Back in 1999, when former Israel Labor Party chief Ehud Barak became prime minister (ousting then-Prime Minister Benjamin Netanyahu), I was working as an executive personal assistant at Tel-Ad Television, based at the Jerusalem Theater.
Walking through the halls the morning after, you’d have thought the secular messiah had arrived.
“He’s the ‘people’s son!’ – you’ll see!’ one giddy top producer crowed to me as I brought him his morning mail, his noble words scarily echoing Stalin supporters in the 1930s, and slavish kibbutz members in the 1950s.
“I’ve waited years to open this!” another ecstatic corner-office TV exec cried to no one in particular, as she gaily popped the cork on a dusty bottle of champagne on her shelf.
All they were lacking was an accordion and campfire, arms linked and singing Israeli pioneer ditties from the storied kibbutzim, I mused to myself as I hurried down the hallways.
In the offices and meeting rooms, nearly the entire administrative staff was in similar throes of a collective political group orgasm, not unlike the morning after Barack Obama’s ascension to 1600.
I saw that steamy ideological group grope up close, as well, covering his first win for Georgia Public Broadcasting radio, at a ballroom at a swanky hotel downtown.
Here, perhaps like there, every “deplorable,” “bitter-clinger,” “alt-right” cliche’ about the Israeli media being firmly in the hands of the Left was proven to me beyond any shadow of a doubt that morning.
One of the handful of traditional/religious Jews on staff, I remained quiet, and listened thoughtfully, carefully, but with growing apprehension to the swooning accolades of unalloyed Barak supporters.
On May 24, 2000, “Israel announced that it would withdraw all troops from South Lebanon.

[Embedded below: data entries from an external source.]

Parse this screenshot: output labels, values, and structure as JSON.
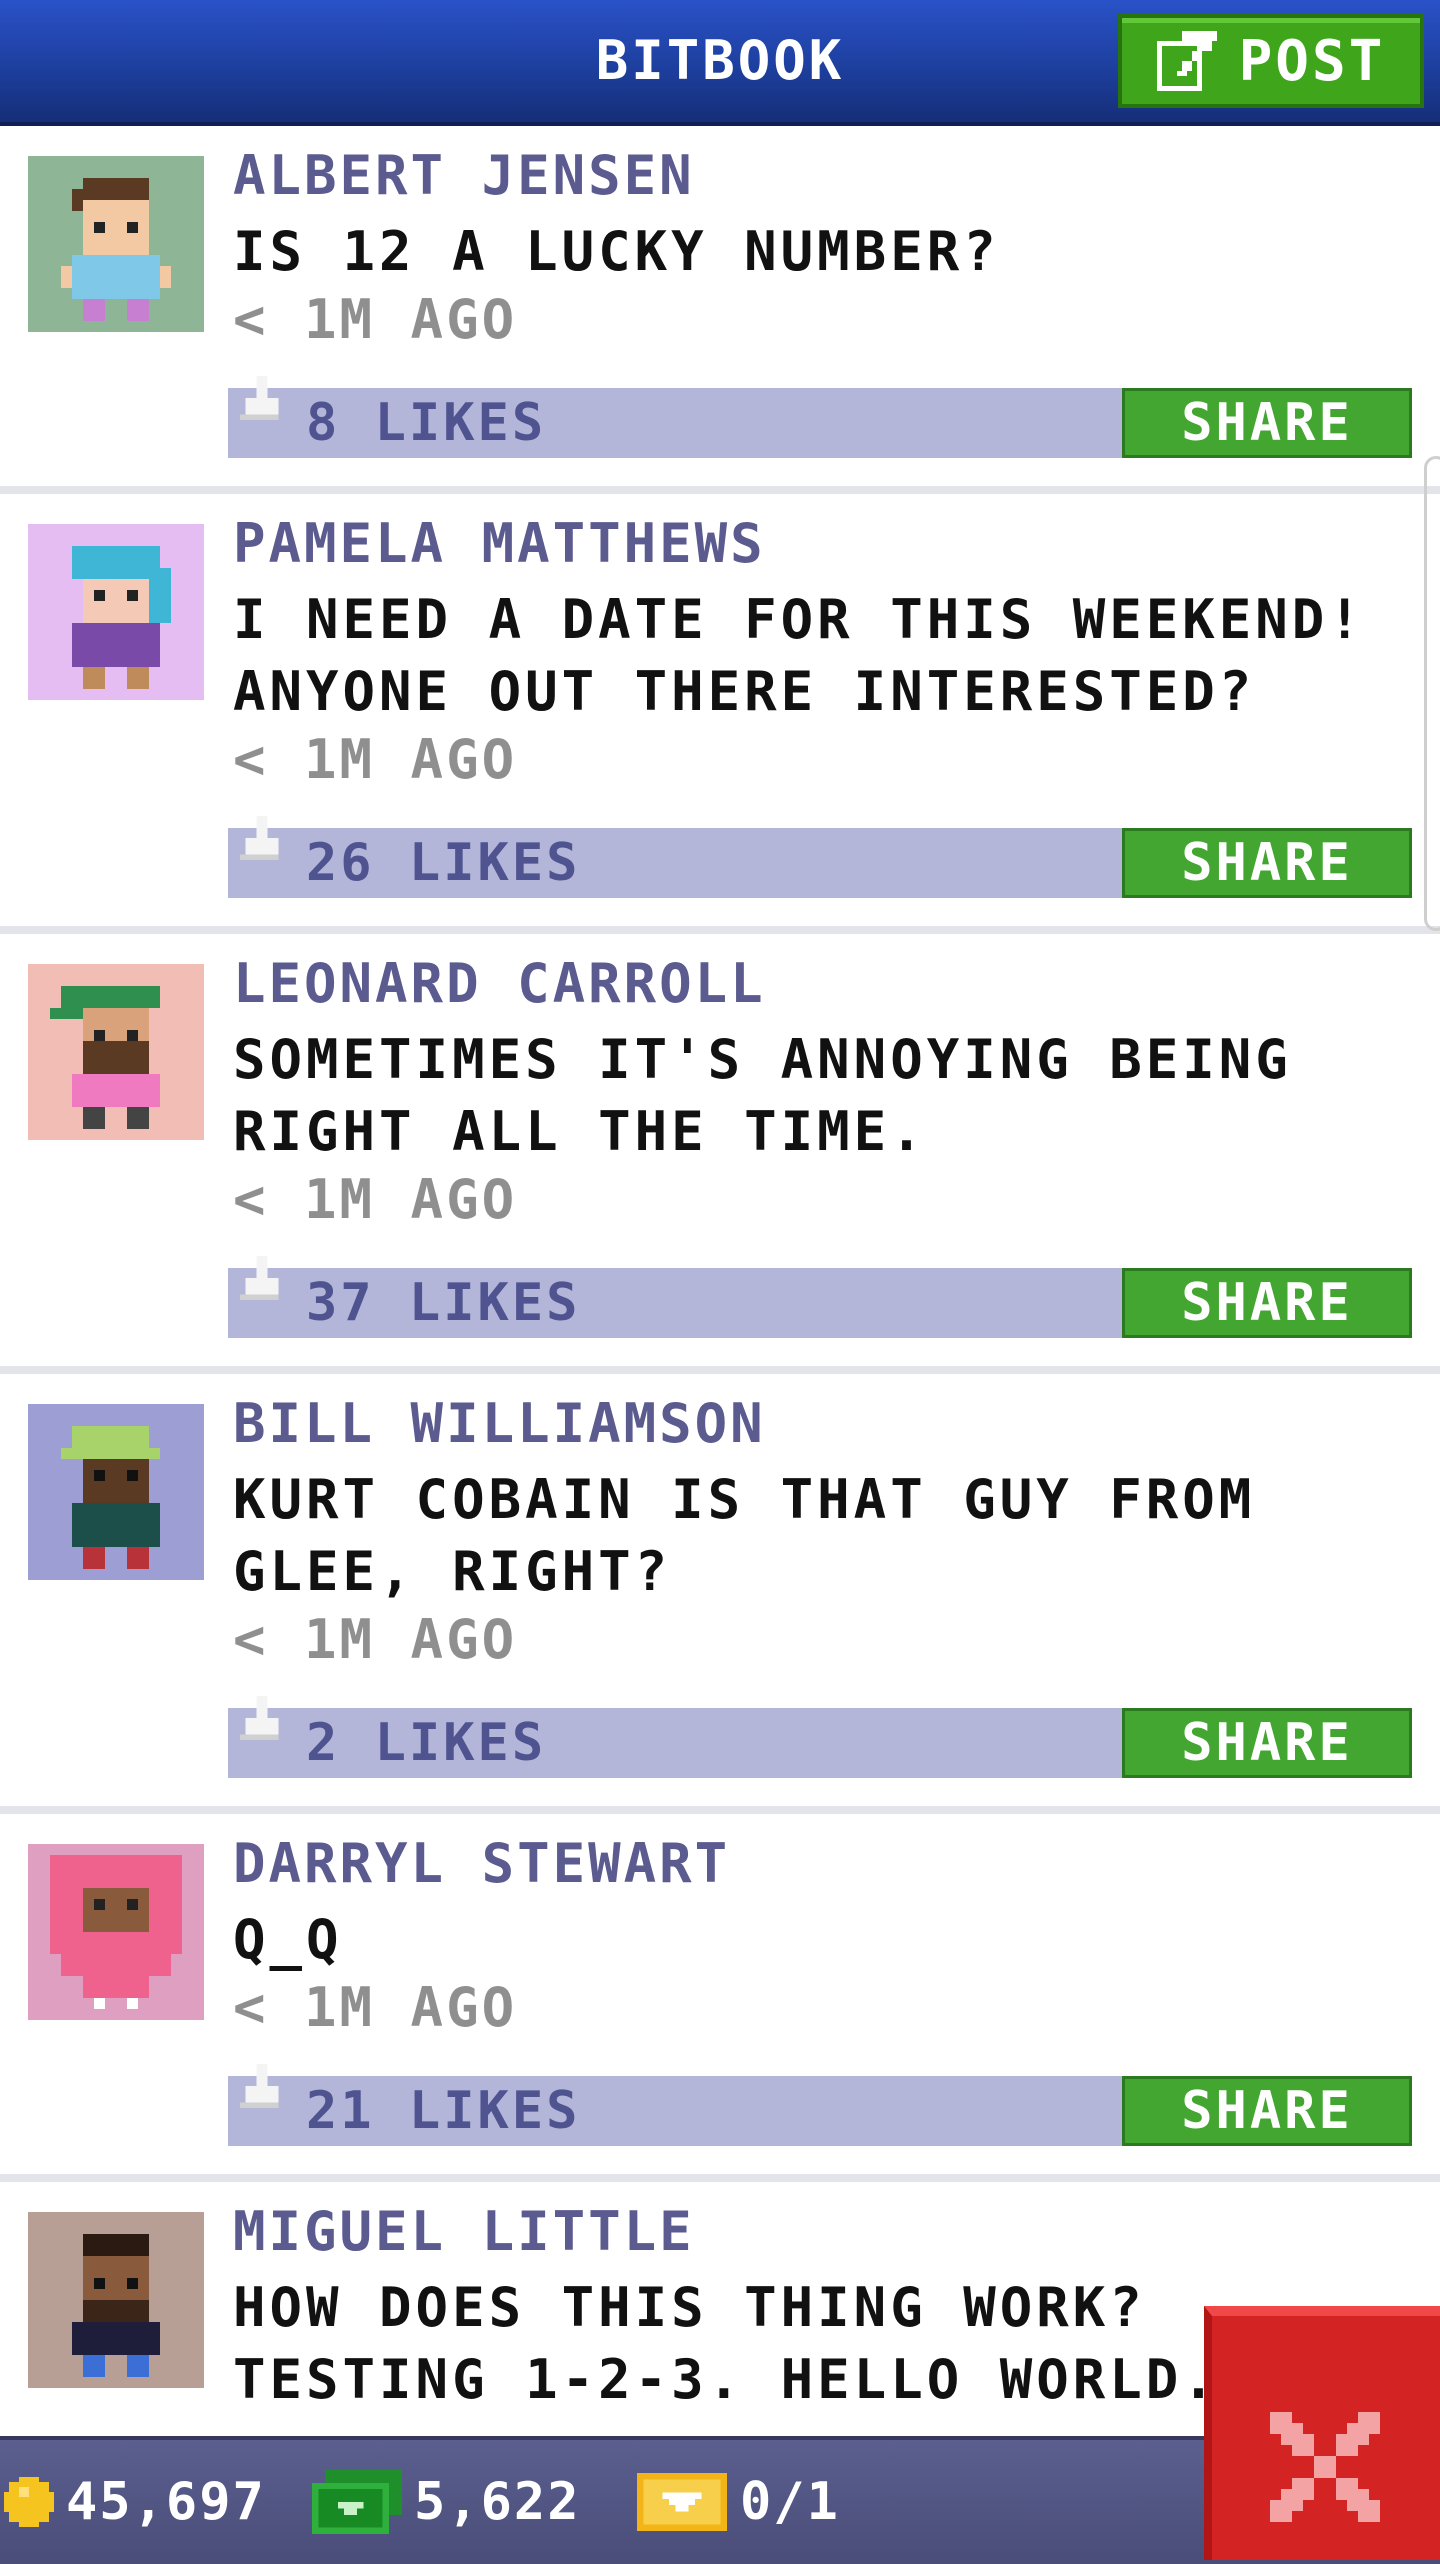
{
  "header": {
    "title": "BITBOOK",
    "post_label": "POST"
  },
  "posts": [
    {
      "author": "ALBERT JENSEN",
      "message": "IS 12 A LUCKY NUMBER?",
      "time": "< 1M AGO",
      "likes": "8 LIKES",
      "share_label": "SHARE"
    },
    {
      "author": "PAMELA MATTHEWS",
      "message": "I NEED A DATE FOR THIS WEEKEND! ANYONE OUT THERE INTERESTED?",
      "time": "< 1M AGO",
      "likes": "26 LIKES",
      "share_label": "SHARE"
    },
    {
      "author": "LEONARD CARROLL",
      "message": "SOMETIMES IT'S ANNOYING BEING RIGHT ALL THE TIME.",
      "time": "< 1M AGO",
      "likes": "37 LIKES",
      "share_label": "SHARE"
    },
    {
      "author": "BILL WILLIAMSON",
      "message": "KURT COBAIN IS THAT GUY FROM GLEE, RIGHT?",
      "time": "< 1M AGO",
      "likes": "2 LIKES",
      "share_label": "SHARE"
    },
    {
      "author": "DARRYL STEWART",
      "message": "Q_Q",
      "time": "< 1M AGO",
      "likes": "21 LIKES",
      "share_label": "SHARE"
    },
    {
      "author": "MIGUEL LITTLE",
      "message": "HOW DOES THIS THING WORK? TESTING 1-2-3. HELLO WORLD.",
      "time": "",
      "likes": "",
      "share_label": ""
    }
  ],
  "stats": {
    "coins": "45,697",
    "bux": "5,622",
    "tickets": "0/1"
  },
  "colors": {
    "header": "#1d3f9e",
    "post_button": "#3fa61c",
    "share_button": "#43a631",
    "like_bar": "#b3b6d8",
    "author_text": "#5b5b8f",
    "bottom_bar": "#4a4d78",
    "close_button": "#d32323"
  },
  "icons": {
    "post": "edit-icon",
    "like": "thumbs-up-icon",
    "coin": "coin-icon",
    "bux": "cash-icon",
    "ticket": "ticket-icon",
    "close": "close-icon"
  }
}
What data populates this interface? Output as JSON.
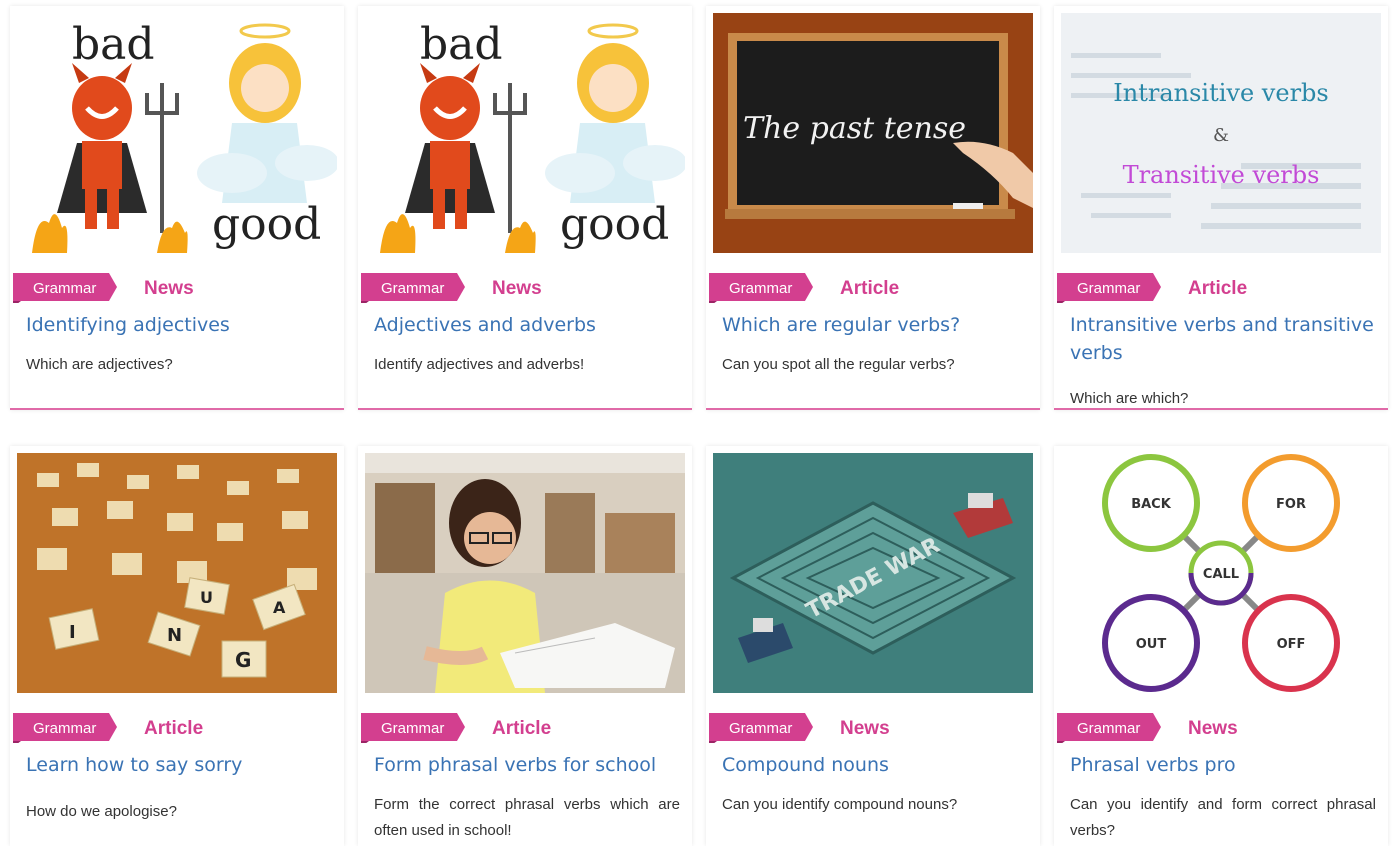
{
  "accent": "#d33f8f",
  "title_color": "#3a73b4",
  "cards": [
    {
      "category": "Grammar",
      "type": "News",
      "title": "Identifying adjectives",
      "description": "Which are adjectives?",
      "image": {
        "top_word": "bad",
        "bottom_word": "good"
      }
    },
    {
      "category": "Grammar",
      "type": "News",
      "title": "Adjectives and adverbs",
      "description": "Identify adjectives and adverbs!",
      "image": {
        "top_word": "bad",
        "bottom_word": "good"
      }
    },
    {
      "category": "Grammar",
      "type": "Article",
      "title": "Which are regular verbs?",
      "description": "Can you spot all the regular verbs?",
      "image": {
        "chalk_text": "The past tense"
      }
    },
    {
      "category": "Grammar",
      "type": "Article",
      "title": "Intransitive verbs and transitive verbs",
      "description": "Which are which?",
      "image": {
        "line1": "Intransitive verbs",
        "line2": "&",
        "line3": "Transitive verbs"
      }
    },
    {
      "category": "Grammar",
      "type": "Article",
      "title": "Learn how to say sorry",
      "description": "How do we apologise?",
      "image": {
        "tiles": [
          "I",
          "N",
          "G",
          "A",
          "U"
        ]
      }
    },
    {
      "category": "Grammar",
      "type": "Article",
      "title": "Form phrasal verbs for school",
      "description": "Form the correct phrasal verbs which are often used in school!",
      "image": {}
    },
    {
      "category": "Grammar",
      "type": "News",
      "title": "Compound nouns",
      "description": "Can you identify compound nouns?",
      "image": {
        "maze_text": "TRADE WAR"
      }
    },
    {
      "category": "Grammar",
      "type": "News",
      "title": "Phrasal verbs pro",
      "description": "Can you identify and form correct phrasal verbs?",
      "image": {
        "center": "CALL",
        "nodes": [
          "BACK",
          "FOR",
          "OUT",
          "OFF"
        ]
      }
    }
  ]
}
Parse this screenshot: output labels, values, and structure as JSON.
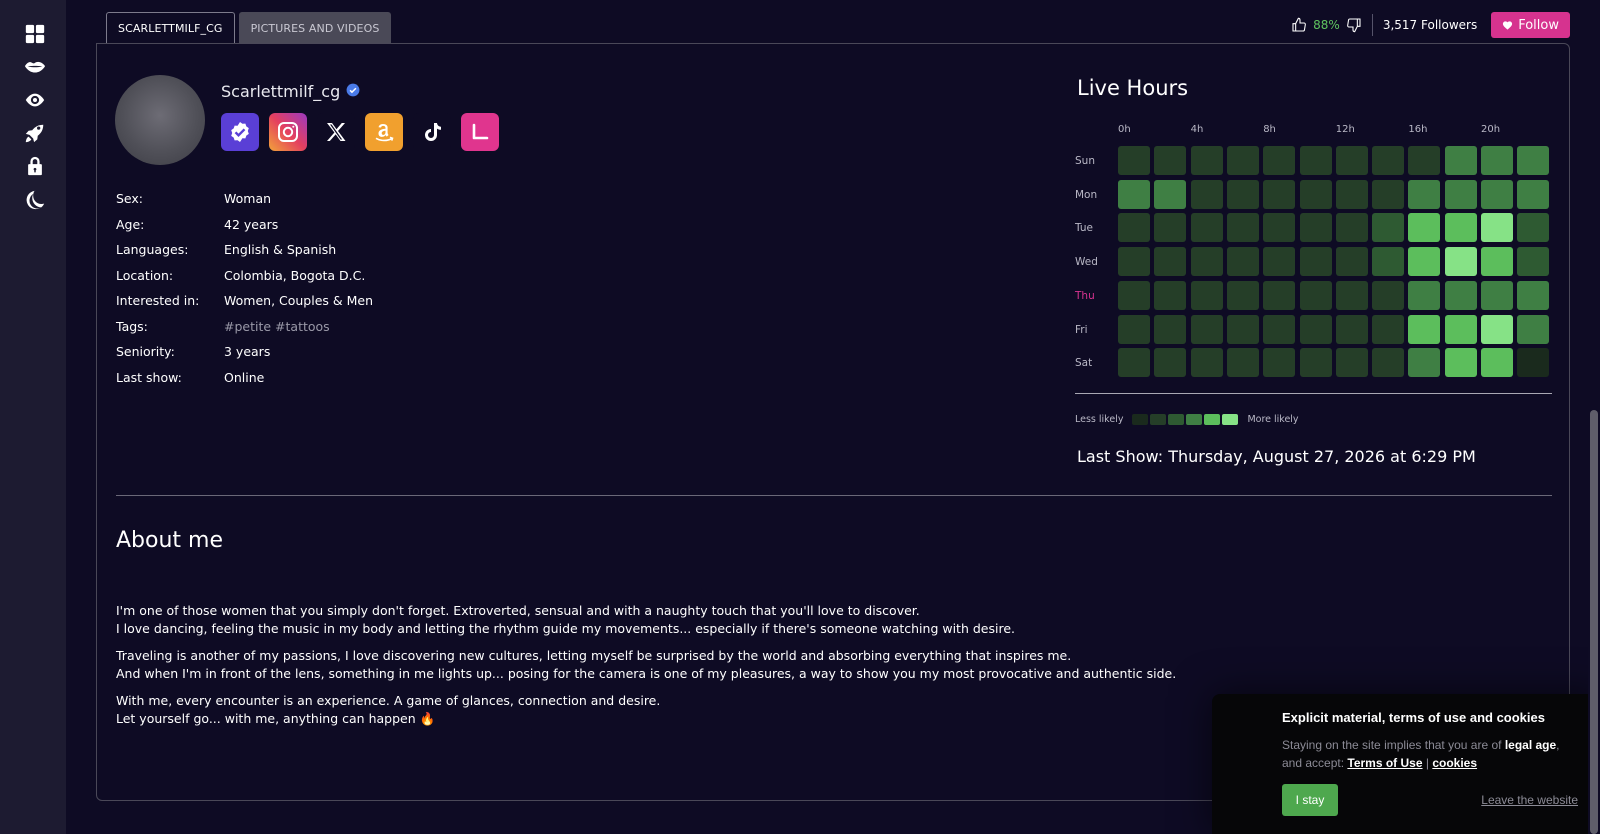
{
  "sidebar": {
    "items": [
      {
        "icon": "grid-icon"
      },
      {
        "icon": "lips-icon"
      },
      {
        "icon": "eye-icon"
      },
      {
        "icon": "rocket-icon"
      },
      {
        "icon": "lock-icon"
      },
      {
        "icon": "moon-icon"
      }
    ]
  },
  "tabs": [
    {
      "label": "SCARLETTMILF_CG",
      "active": true
    },
    {
      "label": "PICTURES AND VIDEOS",
      "active": false
    }
  ],
  "header": {
    "rating": "88%",
    "followers": "3,517 Followers",
    "follow_label": "Follow"
  },
  "profile": {
    "username": "Scarlettmilf_cg",
    "socials": [
      "verified-icon",
      "instagram-icon",
      "x-icon",
      "amazon-icon",
      "tiktok-icon",
      "l-icon"
    ],
    "info": [
      {
        "label": "Sex:",
        "value": "Woman"
      },
      {
        "label": "Age:",
        "value": "42 years"
      },
      {
        "label": "Languages:",
        "value": "English & Spanish"
      },
      {
        "label": "Location:",
        "value": "Colombia, Bogota D.C."
      },
      {
        "label": "Interested in:",
        "value": "Women, Couples & Men"
      },
      {
        "label": "Tags:",
        "value": "#petite #tattoos"
      },
      {
        "label": "Seniority:",
        "value": "3 years"
      },
      {
        "label": "Last show:",
        "value": "Online"
      }
    ]
  },
  "live_hours": {
    "title": "Live Hours",
    "hour_labels": [
      "0h",
      "4h",
      "8h",
      "12h",
      "16h",
      "20h"
    ],
    "days": [
      "Sun",
      "Mon",
      "Tue",
      "Wed",
      "Thu",
      "Fri",
      "Sat"
    ],
    "today": "Thu",
    "levels": [
      [
        1,
        1,
        1,
        1,
        1,
        1,
        1,
        1,
        1,
        3,
        3,
        3
      ],
      [
        3,
        3,
        1,
        1,
        1,
        1,
        1,
        1,
        3,
        3,
        3,
        3
      ],
      [
        1,
        1,
        1,
        1,
        1,
        1,
        1,
        2,
        4,
        4,
        5,
        2
      ],
      [
        1,
        1,
        1,
        1,
        1,
        1,
        1,
        2,
        4,
        5,
        4,
        2
      ],
      [
        1,
        1,
        1,
        1,
        1,
        1,
        1,
        1,
        3,
        3,
        3,
        3
      ],
      [
        1,
        1,
        1,
        1,
        1,
        1,
        1,
        1,
        4,
        4,
        5,
        3
      ],
      [
        1,
        1,
        1,
        1,
        1,
        1,
        1,
        1,
        3,
        4,
        4,
        0
      ]
    ],
    "level_colors": [
      "#1a2a1d",
      "#253e28",
      "#2e5a32",
      "#3f7f44",
      "#5cbe5c",
      "#86e286"
    ],
    "legend_less": "Less likely",
    "legend_more": "More likely",
    "last_show": "Last Show: Thursday, August 27, 2026 at 6:29 PM"
  },
  "about": {
    "title": "About me",
    "paragraphs": [
      [
        "I'm one of those women that you simply don't forget. Extroverted, sensual and with a naughty touch that you'll love to discover.",
        "I love dancing, feeling the music in my body and letting the rhythm guide my movements... especially if there's someone watching with desire."
      ],
      [
        "Traveling is another of my passions, I love discovering new cultures, letting myself be surprised by the world and absorbing everything that inspires me.",
        "And when I'm in front of the lens, something in me lights up... posing for the camera is one of my pleasures, a way to show you my most provocative and authentic side."
      ],
      [
        "With me, every encounter is an experience. A game of glances, connection and desire.",
        "Let yourself go... with me, anything can happen 🔥"
      ]
    ]
  },
  "cookie": {
    "title": "Explicit material, terms of use and cookies",
    "text_1": "Staying on the site implies that you are of",
    "legal_age": "legal age",
    "text_2": ", and accept:",
    "terms_link": "Terms of Use",
    "separator": "|",
    "cookies_link": "cookies",
    "stay_label": "I stay",
    "leave_label": "Leave the website"
  }
}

All Israeli forces had withdrawn from Lebanon by the end of the next day, more than six weeks before its stated deadline of 7 July,” according to Wikipedia.
Later, days after the infamous overnight, hurried IDF retreat from South Lebanon, which helped bolster the Hezbollah into the mortal threat and arch-foe it is today, I mildly asked one of his former cheering-section admins in our offices of this was the goal he had in mind when he exultantly rejoiced in Barak’s election.
“Oh, hell no!” he snarled at me, “not like this!” his face a bewildered mixture of shock, disgust, and fear over the disastrous equipment – strewn and humiliating retreat:
“The Israeli pullout resulted in the collapse of the SLA [South Lebanese Army] and the rapid advance of Hezbollah forces into the area. As the Israeli Defense Forces (IDF) withdrew, thousands of Shi’a Lebanese rushed back to the South to reclaim their properties. This withdrawal was widely considered a victory for Hezbollah and boosted its popularity in Lebanon.”
The former IDF Chief of Staff and defense minister once boasted that he would remold the forces under his command into a “clever little bastard of an army.” (“צבא קטן, חכם וממזר”)
Media critics at the time scathingly averred in response that the IDF was small anyway, not terribly clever in its mad rush from the “Land of the Cedars,” to the north, and that, while “success has many parents,” failures like the Lebanon pullout always die a bastard orphan.
On May 8, 1972, Barak – then commander of the IDF’s legendary Sayeret Matkal SpecOps team – led a commando squad that included Netanyahu among its warriors, to safely overcome four Black September hijackers holding 90 passengers hostage aboard a Sabena airliner at the then-named Lod Airport.
Netanyahu was wounded in the arm by friendly-fire in the operation.
Later, however, one of the genuinely lauded heroes-with-feet-of-clay of Israel would go down in history as possibly one of the most unsuccessful, inept, and reviled politicians in the history of the modern Jewish State.
And now the “clever little bastard,” is back once again, trying to oust Netanyahu – who is facing a slew of corruption charges, this time in an as-yet-unnamed party and with some electoral friendly-fire of his own.
A trenchant look back at Barak’s decidedly mixed legacy is here.
US-born Dave Bender is a four-decade immigrant to Israel, a veteran cross-platform bureau – chief, reporter and editor in both countries, and is a long – term observer of the Israeli political and cultural scene. He now works as a photographer and videographer for clients worldwide: www.davidbrianbender.com